Are there any changes you have to make to your source code to accommodate the switch?
> Some may complain that there aren't many good GUI tools for SQLite...
> but with migrations, tests, and script/console, that's not an issue at
SQLite Manager 0.2.11 Homepage
by Mrinal Kant
Manage any SQLite database on your computer.
Manage any SQLite database on your computer. An intuitive heirarchical
tree showing database objects. Helpful dialogs to manage tables, indexes,
views and triggers. You can browse and search the tables, as well as add,
edit and delete the records. Facility to execute any sql query. A
dropdown menu helps with the sql syntax thus making writing sql easier.
Easy access to common operations through menu, toolbars, buttons and
context-menu. Export tables/views in csv or xml format
I spotted a Tk GUI recently too.
Most Rails developers would have been using Sqlite anyway in development

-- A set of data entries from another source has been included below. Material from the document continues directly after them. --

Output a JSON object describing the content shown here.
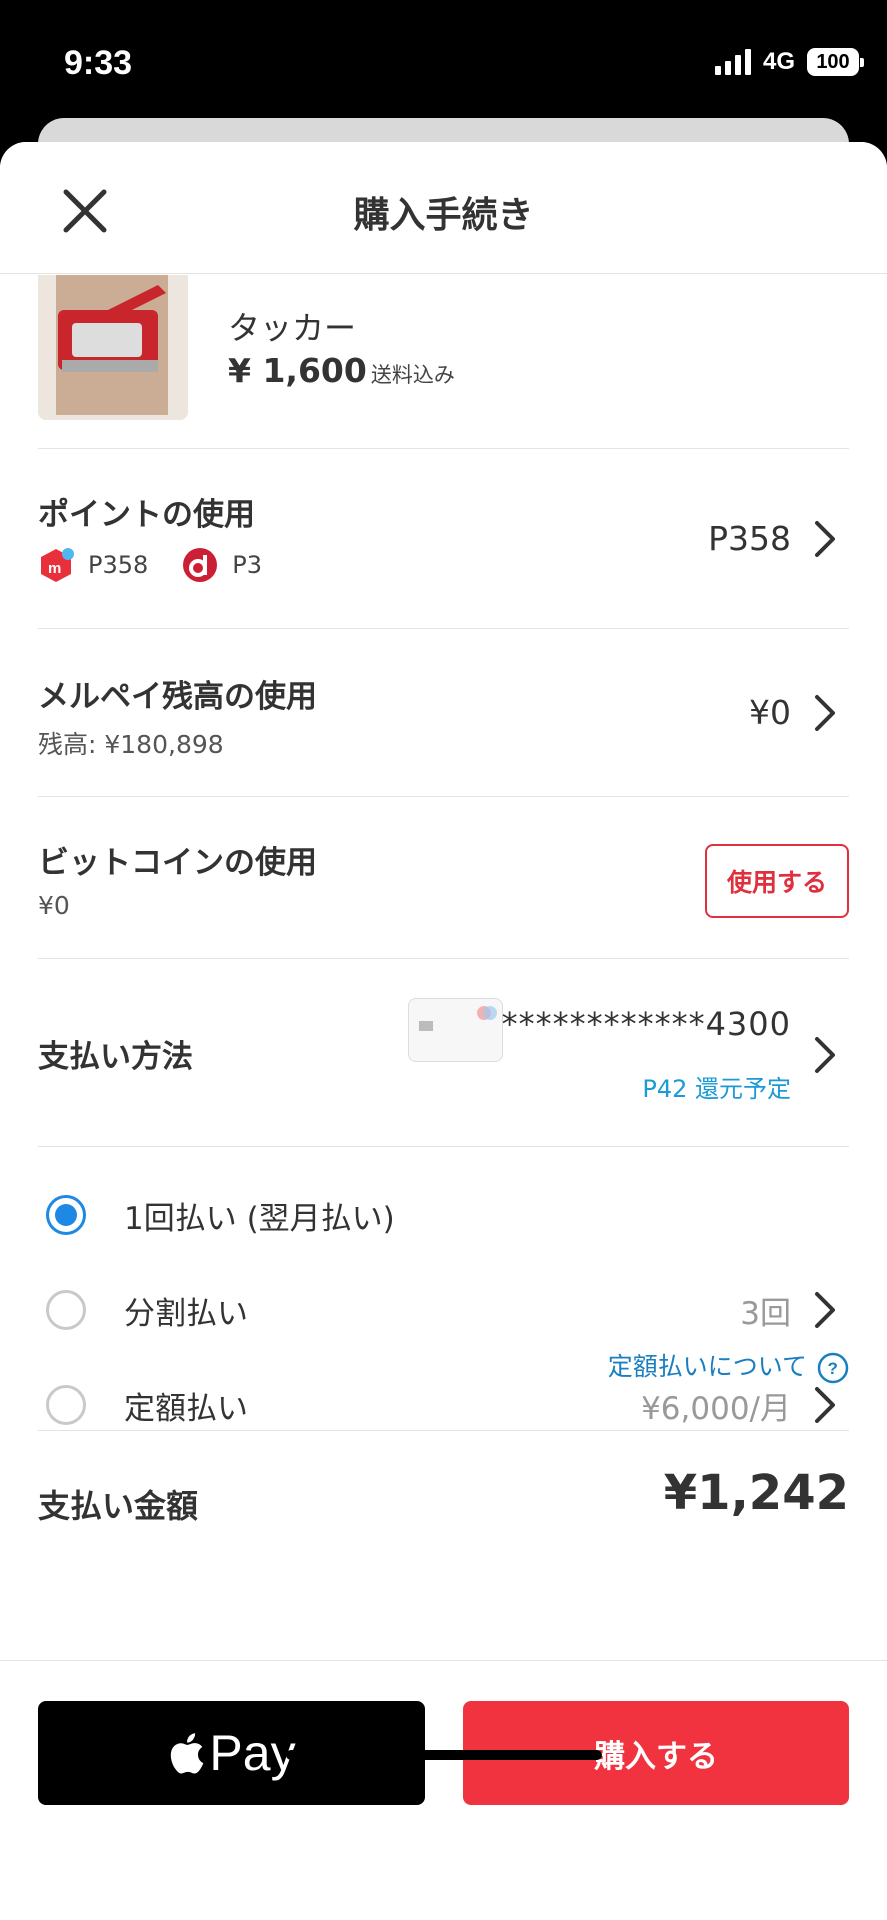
{
  "status": {
    "time": "9:33",
    "network": "4G",
    "battery": "100"
  },
  "header": {
    "title": "購入手続き"
  },
  "product": {
    "name": "タッカー",
    "price": "¥ 1,600",
    "shipping": "送料込み"
  },
  "points": {
    "title": "ポイントの使用",
    "mercari_points": "P358",
    "d_points": "P3",
    "value": "P358"
  },
  "merpay": {
    "title": "メルペイ残高の使用",
    "balance": "残高: ¥180,898",
    "value": "¥0"
  },
  "bitcoin": {
    "title": "ビットコインの使用",
    "value": "¥0",
    "button": "使用する"
  },
  "payment": {
    "title": "支払い方法",
    "card_number": "************4300",
    "reward": "P42 還元予定"
  },
  "options": [
    {
      "label": "1回払い (翌月払い)",
      "value": "",
      "selected": true
    },
    {
      "label": "分割払い",
      "value": "3回",
      "selected": false
    },
    {
      "label": "定額払い",
      "value": "¥6,000/月",
      "selected": false
    }
  ],
  "about_link": "定額払いについて",
  "total": {
    "label": "支払い金額",
    "value": "¥1,242"
  },
  "footer": {
    "apple_pay": "Pay",
    "buy": "購入する"
  },
  "colors": {
    "accent": "#f1323f",
    "link": "#1a7fc0",
    "radio": "#1e88e5"
  }
}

and test modes. Its really fast, and its also very easy to run sqlite in memory
And then move on the next of many riddles posed in trying to follow
AWDWR using Rails 2!
My blog on Ruby
I've actually written a post regarding some help for beginners who just
started using the book with Rails 2.0. The short answer, if you don't
want to read through my post is to use the command
rails -d mysql depot
Check out the details at
Posted via http://www.ruby-forum.com/.